As a self-employed person, I would consider employing an alcoholic in some fields of work (since they may sometimes be sober, they need money, and I’ve known of even severe alcoholics reforming: I count one among my close personal friends); but I would never employ a current cannabis smoker because while their speech may not be so slurred; you can never reason with those people because their mind never fully emerges into lucidity, even in the rare moments when they exit the cloud of smoke, perhaps for weeks or months afterward! They will always be looking for the chance to have a smoke “on the sly”. It doesn’t matter how many times you catch them, they will always think you won’t notice the next one, because their entire system of self-regulation and motivation has been undermined.
Nutt is perceived in some quarters (especially among drug abusers and those already sympathetic to a “liberal” position on drugs) as a kind of folk hero who was persecuted because he put science first; but this is not an honest or complete picture. Please excuse me that it irritates me so much when such weak forms of “science” are ignorantly promoted in this way. It irritates me because I have seen first-hand how dangerous these suggestions are.
The problem for the government is that there’s a cat-and-mouse game between drug enforcement and “legal” / undetectable “highs”. Should the government be bound to wait for hard scientific epidemiological evidence before banning or classifying a drug? Should the government ignore other forms of evidence, such as from studies of the nature of the chemicals involved (which might anticipate the later epidemiological evidence)? But no matter — in certain “liberal” political quarters, as in the legal departments of the tobacco companies in the 1980’s; they will forever be repeating the mantra:
“No evidence… No evidence…” i.e., not the sort of evidence I have pre-determined that I will accept.
What if we did the same for computer viruses: if epidemiological evidence was the only admissible justification for automatically deleting “potentially unwanted programs”?
Here is the journal version.
Here is a video of Ron Rivest presenting our paper.
And here is a Computerphile video I made on the subject
The link to the Computerphile video is broken.
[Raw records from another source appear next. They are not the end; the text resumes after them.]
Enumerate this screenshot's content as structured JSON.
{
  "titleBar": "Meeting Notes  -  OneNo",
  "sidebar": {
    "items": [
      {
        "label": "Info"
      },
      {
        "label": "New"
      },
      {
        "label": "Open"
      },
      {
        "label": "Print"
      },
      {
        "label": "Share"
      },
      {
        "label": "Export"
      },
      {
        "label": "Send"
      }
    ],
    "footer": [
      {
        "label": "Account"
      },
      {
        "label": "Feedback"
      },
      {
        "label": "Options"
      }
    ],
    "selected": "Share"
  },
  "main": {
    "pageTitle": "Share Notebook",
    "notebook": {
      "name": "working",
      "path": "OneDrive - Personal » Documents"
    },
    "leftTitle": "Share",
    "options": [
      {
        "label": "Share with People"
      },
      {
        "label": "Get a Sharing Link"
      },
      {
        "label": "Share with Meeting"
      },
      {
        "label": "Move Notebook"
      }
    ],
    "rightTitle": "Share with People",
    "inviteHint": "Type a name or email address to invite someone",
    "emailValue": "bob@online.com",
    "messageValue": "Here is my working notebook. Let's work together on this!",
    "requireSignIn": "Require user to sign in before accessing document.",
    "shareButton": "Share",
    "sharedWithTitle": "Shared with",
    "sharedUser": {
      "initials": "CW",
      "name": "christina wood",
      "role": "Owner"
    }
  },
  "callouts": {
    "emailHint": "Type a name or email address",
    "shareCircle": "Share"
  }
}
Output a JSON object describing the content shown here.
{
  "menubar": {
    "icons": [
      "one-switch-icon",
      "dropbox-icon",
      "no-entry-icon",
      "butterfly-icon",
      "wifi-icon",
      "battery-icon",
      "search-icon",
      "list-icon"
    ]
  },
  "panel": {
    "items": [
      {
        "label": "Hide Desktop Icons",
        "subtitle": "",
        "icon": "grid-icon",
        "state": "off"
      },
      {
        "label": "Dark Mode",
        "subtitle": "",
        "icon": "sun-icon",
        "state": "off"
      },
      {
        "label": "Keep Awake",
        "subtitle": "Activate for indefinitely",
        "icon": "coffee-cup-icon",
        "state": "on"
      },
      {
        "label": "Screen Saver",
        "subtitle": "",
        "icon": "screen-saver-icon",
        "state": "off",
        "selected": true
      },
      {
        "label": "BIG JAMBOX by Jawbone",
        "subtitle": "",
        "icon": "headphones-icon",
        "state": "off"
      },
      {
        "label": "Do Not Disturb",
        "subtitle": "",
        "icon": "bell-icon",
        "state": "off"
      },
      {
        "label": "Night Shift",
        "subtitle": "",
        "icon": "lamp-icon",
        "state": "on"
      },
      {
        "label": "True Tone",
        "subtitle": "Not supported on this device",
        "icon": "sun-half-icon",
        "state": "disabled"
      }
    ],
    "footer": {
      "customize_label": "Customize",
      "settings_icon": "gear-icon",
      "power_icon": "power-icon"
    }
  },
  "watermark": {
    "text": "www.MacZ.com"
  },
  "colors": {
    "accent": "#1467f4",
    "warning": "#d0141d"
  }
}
Could you please update it?
Sorry – fixed
We have written a significant followup piece on the lawfare blog.